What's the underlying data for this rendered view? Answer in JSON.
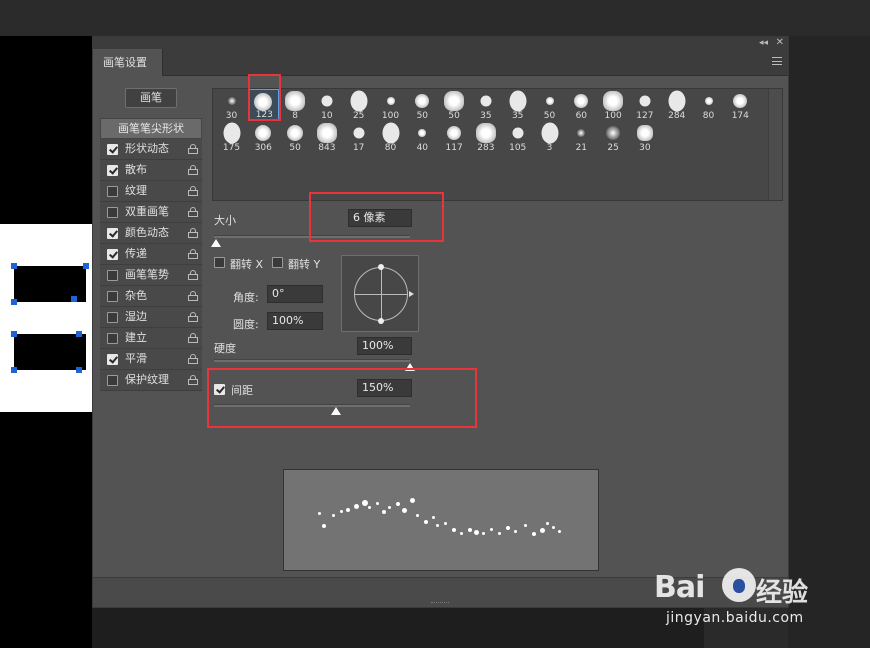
{
  "window": {
    "collapse_glyph": "◂◂",
    "close_glyph": "✕"
  },
  "tab": {
    "label": "画笔设置"
  },
  "brush_button": {
    "label": "画笔"
  },
  "settings": {
    "header": "画笔笔尖形状",
    "items": [
      {
        "label": "形状动态",
        "checked": true
      },
      {
        "label": "散布",
        "checked": true
      },
      {
        "label": "纹理",
        "checked": false
      },
      {
        "label": "双重画笔",
        "checked": false
      },
      {
        "label": "颜色动态",
        "checked": true
      },
      {
        "label": "传递",
        "checked": true
      },
      {
        "label": "画笔笔势",
        "checked": false
      },
      {
        "label": "杂色",
        "checked": false
      },
      {
        "label": "湿边",
        "checked": false
      },
      {
        "label": "建立",
        "checked": false
      },
      {
        "label": "平滑",
        "checked": true
      },
      {
        "label": "保护纹理",
        "checked": false
      }
    ]
  },
  "brushes": {
    "row1": [
      "30",
      "123",
      "8",
      "10",
      "25",
      "100",
      "50",
      "50",
      "35",
      "35",
      "50",
      "60",
      "100",
      "127",
      "284",
      "80",
      "174"
    ],
    "row2": [
      "175",
      "306",
      "50",
      "843",
      "17",
      "80",
      "40",
      "117",
      "283",
      "105",
      "3",
      "21",
      "25",
      "30"
    ],
    "selected": "123"
  },
  "size": {
    "label": "大小",
    "value": "6 像素",
    "level_percent": 1
  },
  "flip_x": {
    "label": "翻转 X",
    "checked": false
  },
  "flip_y": {
    "label": "翻转 Y",
    "checked": false
  },
  "angle": {
    "label": "角度:",
    "value": "0°"
  },
  "roundness": {
    "label": "圆度:",
    "value": "100%"
  },
  "hardness": {
    "label": "硬度",
    "value": "100%",
    "level_percent": 100
  },
  "spacing": {
    "label": "间距",
    "value": "150%",
    "checked": true,
    "level_percent": 62
  },
  "watermark": {
    "brand": "Bai",
    "brand_tail": "经验",
    "url": "jingyan.baidu.com"
  }
}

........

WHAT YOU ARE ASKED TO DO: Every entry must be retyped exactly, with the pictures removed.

WRITTEN REPLY:
What's the underlying data for this rendered view? Answer in JSON.
{
  "window": {
    "collapse_glyph": "◂◂",
    "close_glyph": "✕"
  },
  "tab": {
    "label": "画笔设置"
  },
  "brush_button": {
    "label": "画笔"
  },
  "settings": {
    "header": "画笔笔尖形状",
    "items": [
      {
        "label": "形状动态",
        "checked": true
      },
      {
        "label": "散布",
        "checked": true
      },
      {
        "label": "纹理",
        "checked": false
      },
      {
        "label": "双重画笔",
        "checked": false
      },
      {
        "label": "颜色动态",
        "checked": true
      },
      {
        "label": "传递",
        "checked": true
      },
      {
        "label": "画笔笔势",
        "checked": false
      },
      {
        "label": "杂色",
        "checked": false
      },
      {
        "label": "湿边",
        "checked": false
      },
      {
        "label": "建立",
        "checked": false
      },
      {
        "label": "平滑",
        "checked": true
      },
      {
        "label": "保护纹理",
        "checked": false
      }
    ]
  },
  "brushes": {
    "row1": [
      "30",
      "123",
      "8",
      "10",
      "25",
      "100",
      "50",
      "50",
      "35",
      "35",
      "50",
      "60",
      "100",
      "127",
      "284",
      "80",
      "174"
    ],
    "row2": [
      "175",
      "306",
      "50",
      "843",
      "17",
      "80",
      "40",
      "117",
      "283",
      "105",
      "3",
      "21",
      "25",
      "30"
    ],
    "selected": "123"
  },
  "size": {
    "label": "大小",
    "value": "6 像素",
    "level_percent": 1
  },
  "flip_x": {
    "label": "翻转 X",
    "checked": false
  },
  "flip_y": {
    "label": "翻转 Y",
    "checked": false
  },
  "angle": {
    "label": "角度:",
    "value": "0°"
  },
  "roundness": {
    "label": "圆度:",
    "value": "100%"
  },
  "hardness": {
    "label": "硬度",
    "value": "100%",
    "level_percent": 100
  },
  "spacing": {
    "label": "间距",
    "value": "150%",
    "checked": true,
    "level_percent": 62
  },
  "watermark": {
    "brand": "Bai",
    "brand_tail": "经验",
    "url": "jingyan.baidu.com"
  }
}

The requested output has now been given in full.